*Exercise materials*
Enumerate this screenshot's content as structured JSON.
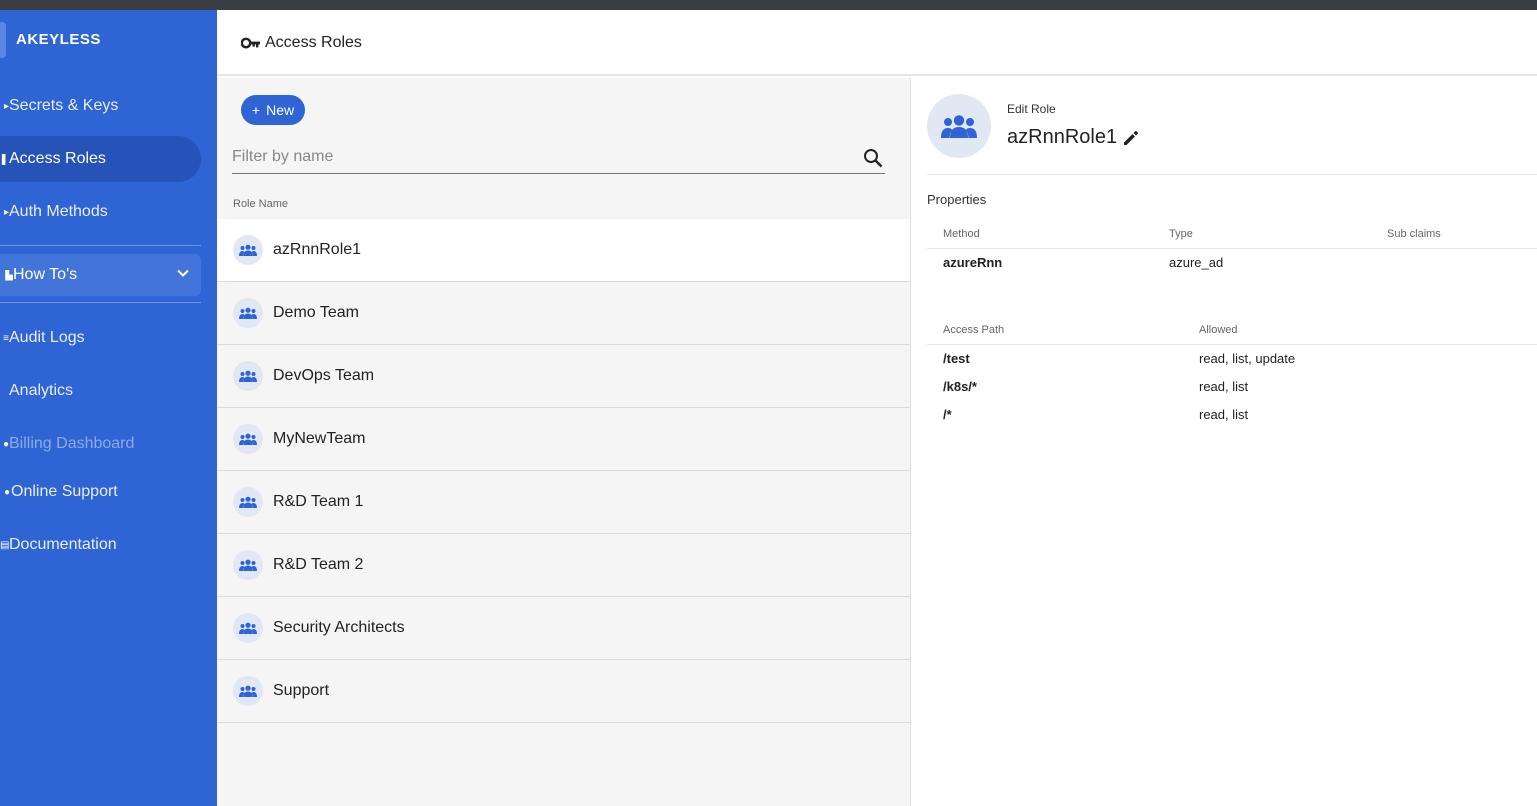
{
  "app": {
    "logo_text": "AKEYLESS"
  },
  "sidebar": {
    "items": [
      {
        "label": "Secrets & Keys",
        "icon": "key-icon"
      },
      {
        "label": "Access Roles",
        "icon": "roles-icon",
        "active": true
      },
      {
        "label": "Auth Methods",
        "icon": "lock-icon"
      },
      {
        "label": "How To's",
        "icon": "book-icon"
      },
      {
        "label": "Audit Logs",
        "icon": "list-icon"
      },
      {
        "label": "Analytics",
        "icon": "chart-icon"
      },
      {
        "label": "Billing Dashboard",
        "icon": "billing-icon",
        "disabled": true
      },
      {
        "label": "Online Support",
        "icon": "support-icon"
      },
      {
        "label": "Documentation",
        "icon": "document-icon"
      }
    ]
  },
  "header": {
    "title": "Access Roles"
  },
  "list": {
    "new_label": "New",
    "filter_placeholder": "Filter by name",
    "column_header": "Role Name",
    "roles": [
      "azRnnRole1",
      "Demo Team",
      "DevOps Team",
      "MyNewTeam",
      "R&D Team 1",
      "R&D Team 2",
      "Security Architects",
      "Support"
    ],
    "selected": "azRnnRole1"
  },
  "detail": {
    "edit_label": "Edit Role",
    "role_name": "azRnnRole1",
    "properties_label": "Properties",
    "auth_table": {
      "headers": [
        "Method",
        "Type",
        "Sub claims"
      ],
      "rows": [
        {
          "method": "azureRnn",
          "type": "azure_ad",
          "sub_claims": ""
        }
      ]
    },
    "access_table": {
      "headers": [
        "Access Path",
        "Allowed"
      ],
      "rows": [
        {
          "path": "/test",
          "allowed": "read, list, update"
        },
        {
          "path": "/k8s/*",
          "allowed": "read, list"
        },
        {
          "path": "/*",
          "allowed": "read, list"
        }
      ]
    }
  },
  "colors": {
    "brand_blue": "#2f64d4",
    "active_nav": "#2653b8",
    "avatar_bg": "#e1e7f3"
  }
}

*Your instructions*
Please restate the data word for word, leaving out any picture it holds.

*Solved exercise*
Enumerate this screenshot's content as structured JSON.
{
  "app": {
    "logo_text": "AKEYLESS"
  },
  "sidebar": {
    "items": [
      {
        "label": "Secrets & Keys",
        "icon": "key-icon"
      },
      {
        "label": "Access Roles",
        "icon": "roles-icon",
        "active": true
      },
      {
        "label": "Auth Methods",
        "icon": "lock-icon"
      },
      {
        "label": "How To's",
        "icon": "book-icon"
      },
      {
        "label": "Audit Logs",
        "icon": "list-icon"
      },
      {
        "label": "Analytics",
        "icon": "chart-icon"
      },
      {
        "label": "Billing Dashboard",
        "icon": "billing-icon",
        "disabled": true
      },
      {
        "label": "Online Support",
        "icon": "support-icon"
      },
      {
        "label": "Documentation",
        "icon": "document-icon"
      }
    ]
  },
  "header": {
    "title": "Access Roles"
  },
  "list": {
    "new_label": "New",
    "filter_placeholder": "Filter by name",
    "column_header": "Role Name",
    "roles": [
      "azRnnRole1",
      "Demo Team",
      "DevOps Team",
      "MyNewTeam",
      "R&D Team 1",
      "R&D Team 2",
      "Security Architects",
      "Support"
    ],
    "selected": "azRnnRole1"
  },
  "detail": {
    "edit_label": "Edit Role",
    "role_name": "azRnnRole1",
    "properties_label": "Properties",
    "auth_table": {
      "headers": [
        "Method",
        "Type",
        "Sub claims"
      ],
      "rows": [
        {
          "method": "azureRnn",
          "type": "azure_ad",
          "sub_claims": ""
        }
      ]
    },
    "access_table": {
      "headers": [
        "Access Path",
        "Allowed"
      ],
      "rows": [
        {
          "path": "/test",
          "allowed": "read, list, update"
        },
        {
          "path": "/k8s/*",
          "allowed": "read, list"
        },
        {
          "path": "/*",
          "allowed": "read, list"
        }
      ]
    }
  },
  "colors": {
    "brand_blue": "#2f64d4",
    "active_nav": "#2653b8",
    "avatar_bg": "#e1e7f3"
  }
}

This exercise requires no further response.